- [Exercise instructions]
Copy every record below exactly as it stands.

┌─ Exercise materials

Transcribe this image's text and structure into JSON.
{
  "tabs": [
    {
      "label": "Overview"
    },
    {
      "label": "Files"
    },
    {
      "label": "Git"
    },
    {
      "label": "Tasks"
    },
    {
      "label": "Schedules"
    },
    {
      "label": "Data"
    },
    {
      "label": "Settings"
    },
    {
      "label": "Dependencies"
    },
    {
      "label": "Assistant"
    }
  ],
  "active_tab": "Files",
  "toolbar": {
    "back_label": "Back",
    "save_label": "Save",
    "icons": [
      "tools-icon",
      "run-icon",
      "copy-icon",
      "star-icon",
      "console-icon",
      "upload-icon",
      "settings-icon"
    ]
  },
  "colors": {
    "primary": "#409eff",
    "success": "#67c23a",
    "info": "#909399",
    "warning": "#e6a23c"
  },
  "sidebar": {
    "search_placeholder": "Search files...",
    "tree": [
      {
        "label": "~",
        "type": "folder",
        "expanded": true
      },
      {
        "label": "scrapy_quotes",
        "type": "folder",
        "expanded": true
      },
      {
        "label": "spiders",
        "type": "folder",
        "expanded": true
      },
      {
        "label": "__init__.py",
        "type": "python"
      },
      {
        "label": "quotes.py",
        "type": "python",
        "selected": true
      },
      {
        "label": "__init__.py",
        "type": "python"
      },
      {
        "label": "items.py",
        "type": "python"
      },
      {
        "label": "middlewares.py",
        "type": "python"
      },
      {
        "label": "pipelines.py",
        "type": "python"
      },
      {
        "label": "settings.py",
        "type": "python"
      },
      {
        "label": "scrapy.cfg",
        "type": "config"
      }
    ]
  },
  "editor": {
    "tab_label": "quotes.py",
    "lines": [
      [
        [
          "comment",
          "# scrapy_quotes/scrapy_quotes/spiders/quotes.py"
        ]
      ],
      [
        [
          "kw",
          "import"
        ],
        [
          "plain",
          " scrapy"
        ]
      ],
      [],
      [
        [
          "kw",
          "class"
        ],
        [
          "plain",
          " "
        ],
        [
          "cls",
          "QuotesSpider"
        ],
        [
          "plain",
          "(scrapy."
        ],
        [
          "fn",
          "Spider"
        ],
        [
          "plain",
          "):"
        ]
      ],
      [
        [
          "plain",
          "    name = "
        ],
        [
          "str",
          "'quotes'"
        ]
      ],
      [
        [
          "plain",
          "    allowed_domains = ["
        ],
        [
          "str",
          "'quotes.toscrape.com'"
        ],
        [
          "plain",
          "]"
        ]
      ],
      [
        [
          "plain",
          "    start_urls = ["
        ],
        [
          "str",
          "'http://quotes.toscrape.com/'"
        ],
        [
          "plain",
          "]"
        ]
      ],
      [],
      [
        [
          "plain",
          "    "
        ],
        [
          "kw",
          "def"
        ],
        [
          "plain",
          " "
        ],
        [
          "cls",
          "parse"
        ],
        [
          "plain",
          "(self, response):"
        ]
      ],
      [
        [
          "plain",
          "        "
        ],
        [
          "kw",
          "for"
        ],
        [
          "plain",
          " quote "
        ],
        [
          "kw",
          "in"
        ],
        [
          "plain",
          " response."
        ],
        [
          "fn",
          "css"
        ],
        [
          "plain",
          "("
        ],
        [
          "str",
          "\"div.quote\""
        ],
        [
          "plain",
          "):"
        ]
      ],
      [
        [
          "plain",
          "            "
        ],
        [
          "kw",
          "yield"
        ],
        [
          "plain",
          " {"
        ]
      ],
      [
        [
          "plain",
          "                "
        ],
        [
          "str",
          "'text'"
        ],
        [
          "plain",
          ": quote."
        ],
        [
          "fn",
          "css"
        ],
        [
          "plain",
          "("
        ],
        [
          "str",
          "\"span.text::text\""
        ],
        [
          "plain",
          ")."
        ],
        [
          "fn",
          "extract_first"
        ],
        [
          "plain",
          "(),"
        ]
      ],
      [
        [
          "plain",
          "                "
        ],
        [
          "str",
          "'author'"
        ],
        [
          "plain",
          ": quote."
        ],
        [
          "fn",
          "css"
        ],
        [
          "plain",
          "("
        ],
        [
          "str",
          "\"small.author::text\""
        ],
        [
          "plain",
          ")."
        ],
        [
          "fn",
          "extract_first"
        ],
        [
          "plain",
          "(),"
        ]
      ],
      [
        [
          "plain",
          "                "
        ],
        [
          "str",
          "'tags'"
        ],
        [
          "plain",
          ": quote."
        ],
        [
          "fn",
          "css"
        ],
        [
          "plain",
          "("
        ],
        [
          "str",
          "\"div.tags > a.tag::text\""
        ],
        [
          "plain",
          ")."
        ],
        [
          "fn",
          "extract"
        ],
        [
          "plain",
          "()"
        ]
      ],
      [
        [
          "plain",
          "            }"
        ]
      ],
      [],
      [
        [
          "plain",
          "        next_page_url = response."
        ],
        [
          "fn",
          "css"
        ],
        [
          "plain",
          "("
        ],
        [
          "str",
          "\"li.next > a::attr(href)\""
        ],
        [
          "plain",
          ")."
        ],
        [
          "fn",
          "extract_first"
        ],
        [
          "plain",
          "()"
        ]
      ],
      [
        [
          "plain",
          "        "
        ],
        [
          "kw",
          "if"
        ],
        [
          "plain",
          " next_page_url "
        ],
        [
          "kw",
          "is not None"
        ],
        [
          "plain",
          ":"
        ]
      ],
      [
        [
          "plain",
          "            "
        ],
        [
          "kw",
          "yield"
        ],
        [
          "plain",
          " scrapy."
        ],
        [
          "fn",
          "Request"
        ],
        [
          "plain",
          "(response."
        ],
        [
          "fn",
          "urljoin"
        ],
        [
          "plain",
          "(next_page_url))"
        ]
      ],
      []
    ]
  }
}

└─

- [Task answer]
Transcribe this image's text and structure into JSON.
{
  "tabs": [
    {
      "label": "Overview"
    },
    {
      "label": "Files"
    },
    {
      "label": "Git"
    },
    {
      "label": "Tasks"
    },
    {
      "label": "Schedules"
    },
    {
      "label": "Data"
    },
    {
      "label": "Settings"
    },
    {
      "label": "Dependencies"
    },
    {
      "label": "Assistant"
    }
  ],
  "active_tab": "Files",
  "toolbar": {
    "back_label": "Back",
    "save_label": "Save",
    "icons": [
      "tools-icon",
      "run-icon",
      "copy-icon",
      "star-icon",
      "console-icon",
      "upload-icon",
      "settings-icon"
    ]
  },
  "colors": {
    "primary": "#409eff",
    "success": "#67c23a",
    "info": "#909399",
    "warning": "#e6a23c"
  },
  "sidebar": {
    "search_placeholder": "Search files...",
    "tree": [
      {
        "label": "~",
        "type": "folder",
        "expanded": true
      },
      {
        "label": "scrapy_quotes",
        "type": "folder",
        "expanded": true
      },
      {
        "label": "spiders",
        "type": "folder",
        "expanded": true
      },
      {
        "label": "__init__.py",
        "type": "python"
      },
      {
        "label": "quotes.py",
        "type": "python",
        "selected": true
      },
      {
        "label": "__init__.py",
        "type": "python"
      },
      {
        "label": "items.py",
        "type": "python"
      },
      {
        "label": "middlewares.py",
        "type": "python"
      },
      {
        "label": "pipelines.py",
        "type": "python"
      },
      {
        "label": "settings.py",
        "type": "python"
      },
      {
        "label": "scrapy.cfg",
        "type": "config"
      }
    ]
  },
  "editor": {
    "tab_label": "quotes.py",
    "lines": [
      [
        [
          "comment",
          "# scrapy_quotes/scrapy_quotes/spiders/quotes.py"
        ]
      ],
      [
        [
          "kw",
          "import"
        ],
        [
          "plain",
          " scrapy"
        ]
      ],
      [],
      [
        [
          "kw",
          "class"
        ],
        [
          "plain",
          " "
        ],
        [
          "cls",
          "QuotesSpider"
        ],
        [
          "plain",
          "(scrapy."
        ],
        [
          "fn",
          "Spider"
        ],
        [
          "plain",
          "):"
        ]
      ],
      [
        [
          "plain",
          "    name = "
        ],
        [
          "str",
          "'quotes'"
        ]
      ],
      [
        [
          "plain",
          "    allowed_domains = ["
        ],
        [
          "str",
          "'quotes.toscrape.com'"
        ],
        [
          "plain",
          "]"
        ]
      ],
      [
        [
          "plain",
          "    start_urls = ["
        ],
        [
          "str",
          "'http://quotes.toscrape.com/'"
        ],
        [
          "plain",
          "]"
        ]
      ],
      [],
      [
        [
          "plain",
          "    "
        ],
        [
          "kw",
          "def"
        ],
        [
          "plain",
          " "
        ],
        [
          "cls",
          "parse"
        ],
        [
          "plain",
          "(self, response):"
        ]
      ],
      [
        [
          "plain",
          "        "
        ],
        [
          "kw",
          "for"
        ],
        [
          "plain",
          " quote "
        ],
        [
          "kw",
          "in"
        ],
        [
          "plain",
          " response."
        ],
        [
          "fn",
          "css"
        ],
        [
          "plain",
          "("
        ],
        [
          "str",
          "\"div.quote\""
        ],
        [
          "plain",
          "):"
        ]
      ],
      [
        [
          "plain",
          "            "
        ],
        [
          "kw",
          "yield"
        ],
        [
          "plain",
          " {"
        ]
      ],
      [
        [
          "plain",
          "                "
        ],
        [
          "str",
          "'text'"
        ],
        [
          "plain",
          ": quote."
        ],
        [
          "fn",
          "css"
        ],
        [
          "plain",
          "("
        ],
        [
          "str",
          "\"span.text::text\""
        ],
        [
          "plain",
          ")."
        ],
        [
          "fn",
          "extract_first"
        ],
        [
          "plain",
          "(),"
        ]
      ],
      [
        [
          "plain",
          "                "
        ],
        [
          "str",
          "'author'"
        ],
        [
          "plain",
          ": quote."
        ],
        [
          "fn",
          "css"
        ],
        [
          "plain",
          "("
        ],
        [
          "str",
          "\"small.author::text\""
        ],
        [
          "plain",
          ")."
        ],
        [
          "fn",
          "extract_first"
        ],
        [
          "plain",
          "(),"
        ]
      ],
      [
        [
          "plain",
          "                "
        ],
        [
          "str",
          "'tags'"
        ],
        [
          "plain",
          ": quote."
        ],
        [
          "fn",
          "css"
        ],
        [
          "plain",
          "("
        ],
        [
          "str",
          "\"div.tags > a.tag::text\""
        ],
        [
          "plain",
          ")."
        ],
        [
          "fn",
          "extract"
        ],
        [
          "plain",
          "()"
        ]
      ],
      [
        [
          "plain",
          "            }"
        ]
      ],
      [],
      [
        [
          "plain",
          "        next_page_url = response."
        ],
        [
          "fn",
          "css"
        ],
        [
          "plain",
          "("
        ],
        [
          "str",
          "\"li.next > a::attr(href)\""
        ],
        [
          "plain",
          ")."
        ],
        [
          "fn",
          "extract_first"
        ],
        [
          "plain",
          "()"
        ]
      ],
      [
        [
          "plain",
          "        "
        ],
        [
          "kw",
          "if"
        ],
        [
          "plain",
          " next_page_url "
        ],
        [
          "kw",
          "is not None"
        ],
        [
          "plain",
          ":"
        ]
      ],
      [
        [
          "plain",
          "            "
        ],
        [
          "kw",
          "yield"
        ],
        [
          "plain",
          " scrapy."
        ],
        [
          "fn",
          "Request"
        ],
        [
          "plain",
          "(response."
        ],
        [
          "fn",
          "urljoin"
        ],
        [
          "plain",
          "(next_page_url))"
        ]
      ],
      []
    ]
  }
}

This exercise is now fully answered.